Sponsor banner

Sharing the difficult stuff can help you move forward

Talking about what’s happening is a valuable way to lessen your pain

Access to this AJC content is brought to you by our sponsor, Wellstar

When things aren’t going well in your world, are you the kind of person who talks about it, or do you push down your discomfort to try to avoid thinking about your problems and feeling bad?

Research has shown us that people who repress their feelings usually have a harder time dealing with life’s disappointments. In addition, holding in painful emotions has been linked to illness and emotional distress. It also sucks up a lot of time that could be used for much more pleasant activities.

Some people have great difficulty dealing with disappointment, and when additional things in life are troublesome, like problems in your relationship, those issues become magnified. That rush of emotions can easily throw anyone off course. The trick here is to concentrate on what stabilizes you and to talk about your troubles with the people in your life who care about you. They are usually readily available to talk, especially when they know that their emotional support will help you during a challenging time.

Talking about what’s happening is really one of the most valuable things you can do to move your life forward and lessen your pain. It is also a true gift of friendship and love. When you take the risk of putting yourself out there to someone you trust, most often you’ll find yourself rewarded with some relief and perhaps some new ways of dealing with a problem.

Truly, if you feel there’s no one who will listen to what’s going on in your life, no friend with whom you can talk about your difficulties, it is time you found someone. You can go to a licensed counselor or other helping professional. The hardest part may be picking up the phone and making an appointment.

Sometimes you want a different kind of emotional support, and that’s perfectly fine. But whatever, you do, don’t pour your heart out to a bartender. Finding a good support group would be much better. In that context, you’ll find other people dealing with similar issues, and you won’t feel judged or alone.

Along these lines, when you share your feelings, it’s best to do it sober, because you will be unable to purge the pain if you’re intoxicated. Alcohol is a drug that numbs your feelings, and using alcohol (or drugs) is not a lifestyle that will keep you healthy and feeling good about your world.
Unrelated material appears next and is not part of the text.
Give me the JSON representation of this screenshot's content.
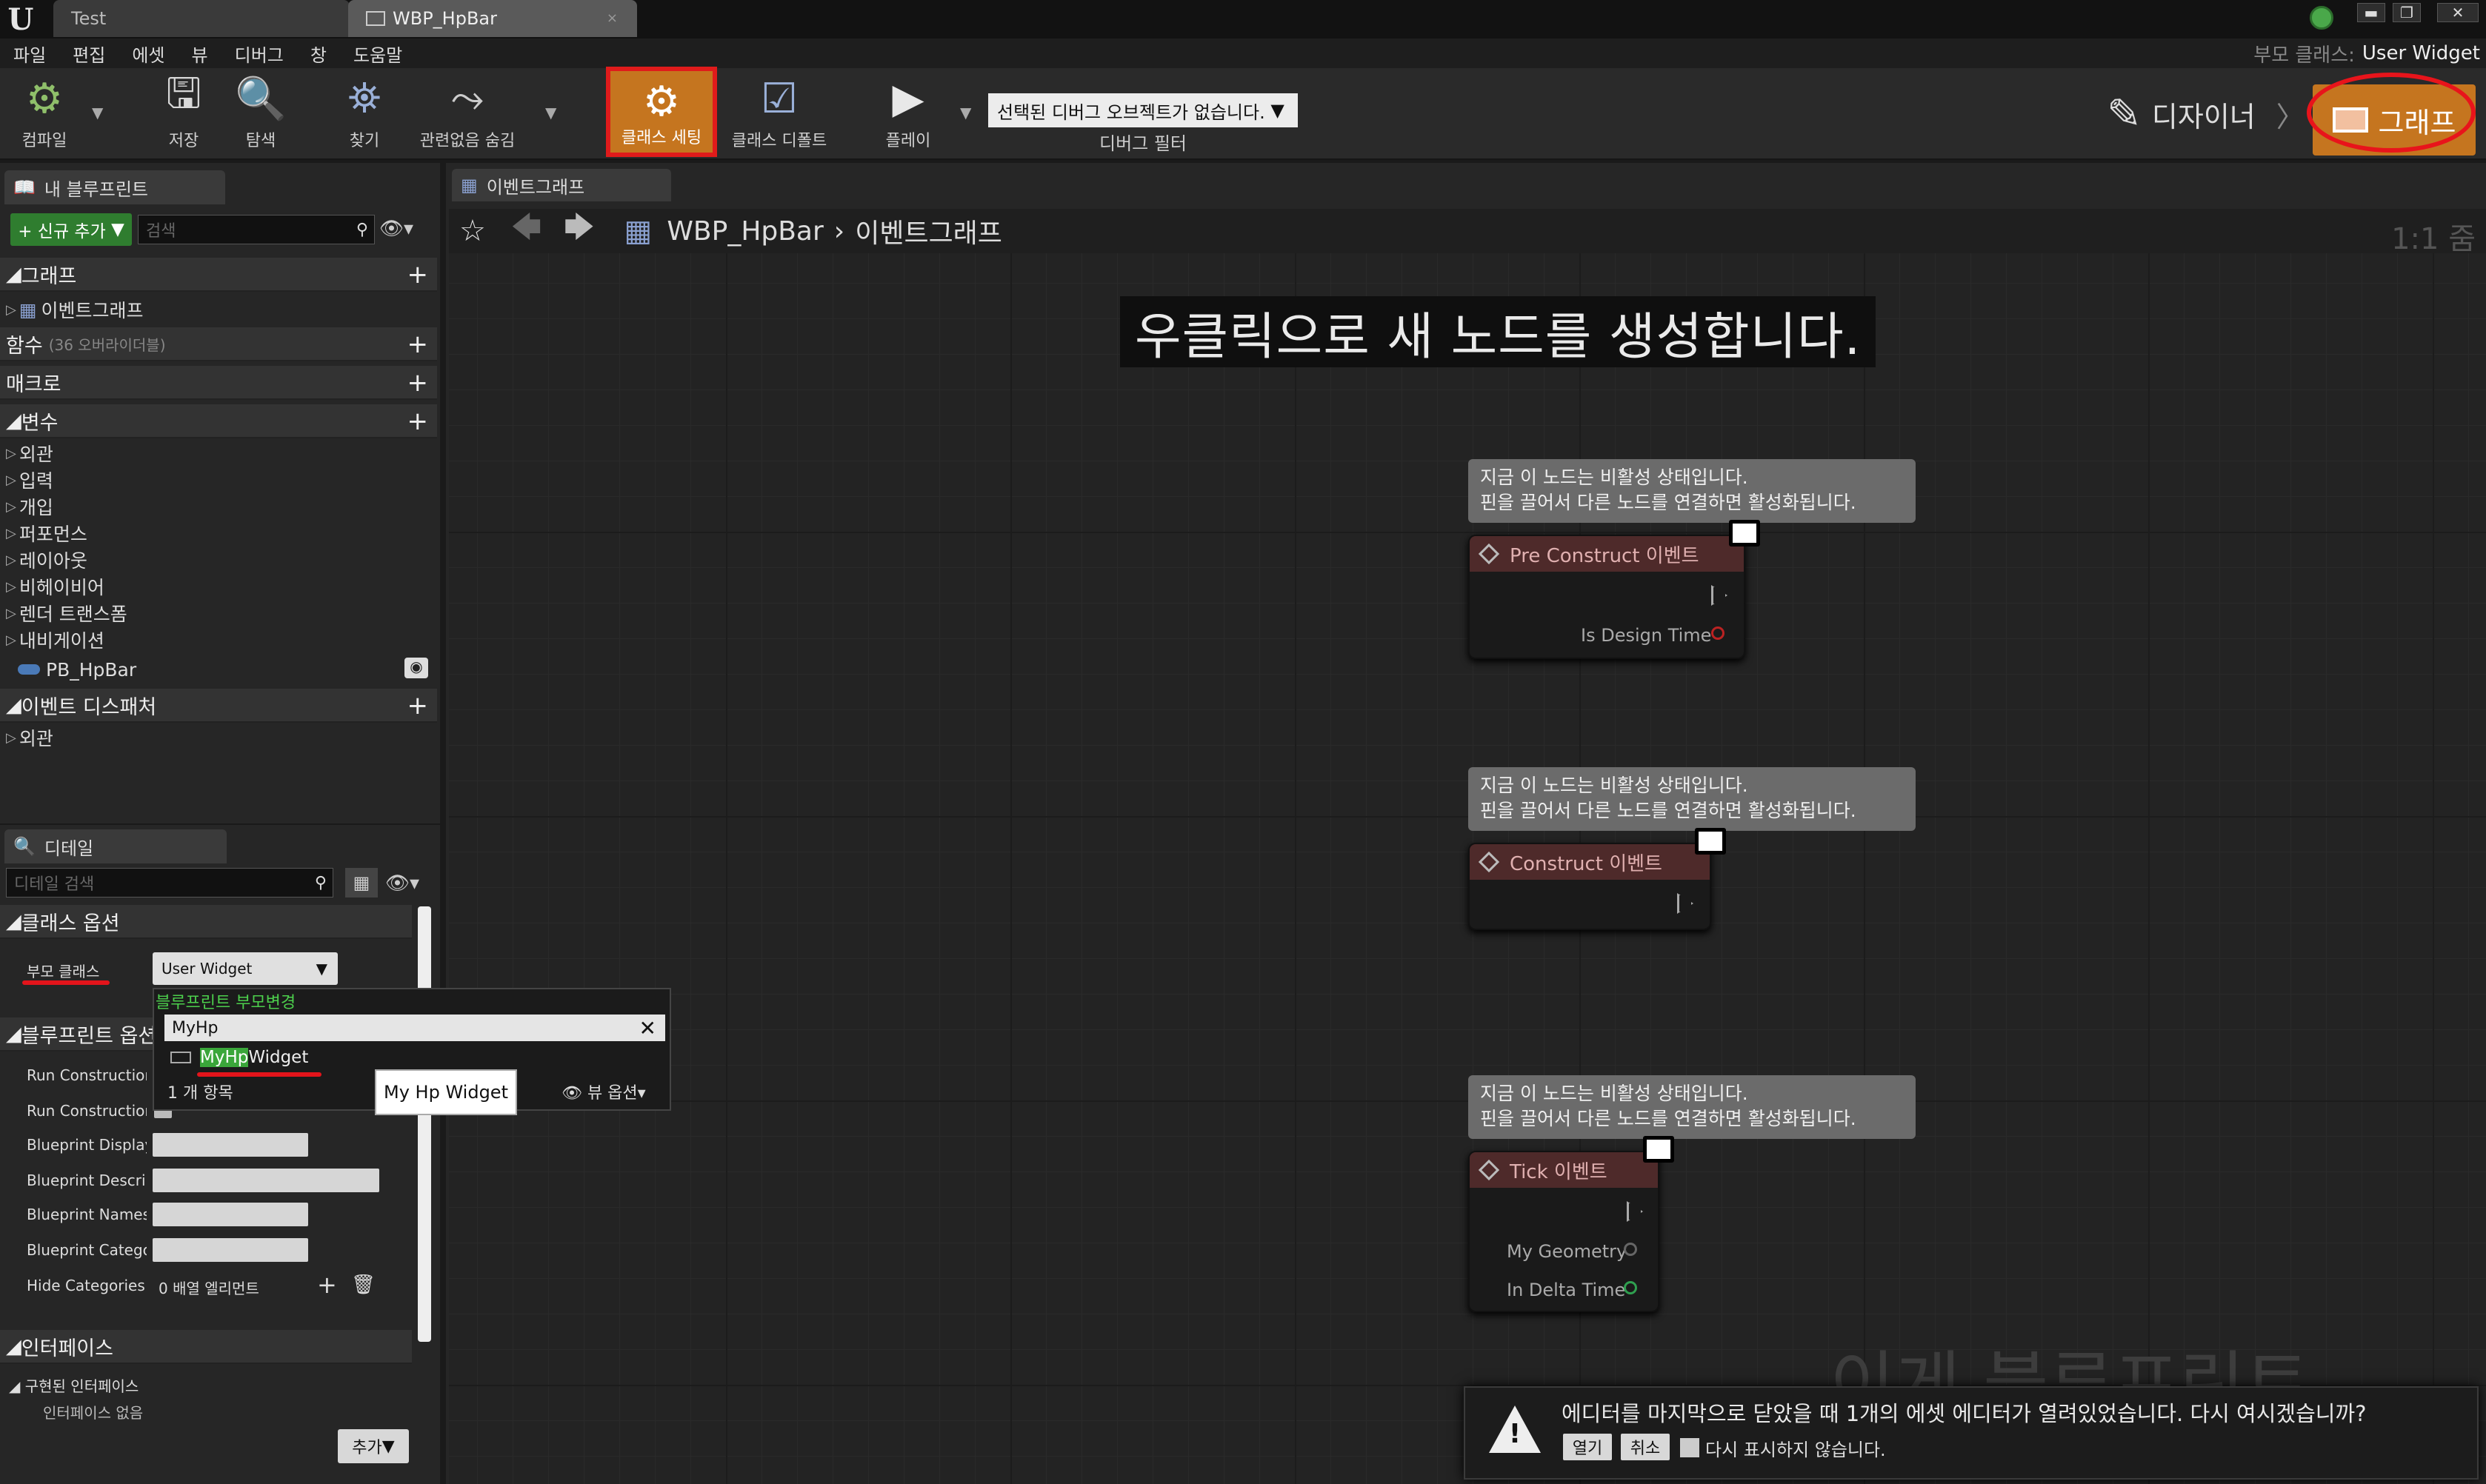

Talking about your troubles over a glass of wine may seem like a good idea, but it really only works in the movies.

Unburdening your head and heart, simply talking about what’s going on inside you, may be something you have thought of doing for some time but have been reluctant to try. Please consider how much you can lighten your life and the lives of those around you by using your words to gain clarity and release your pain. Give yourself that gift.

Barton Goldsmith, Ph.D. is an award-winning psychotherapist and humanitarian. He is also a columnist, the author of eight books, and a blogger for PsychologyToday.com with nearly 35 million readers. He is available for in-person and video consults world-wide, reach him at Barton@BartonGoldsmith.com

About the Author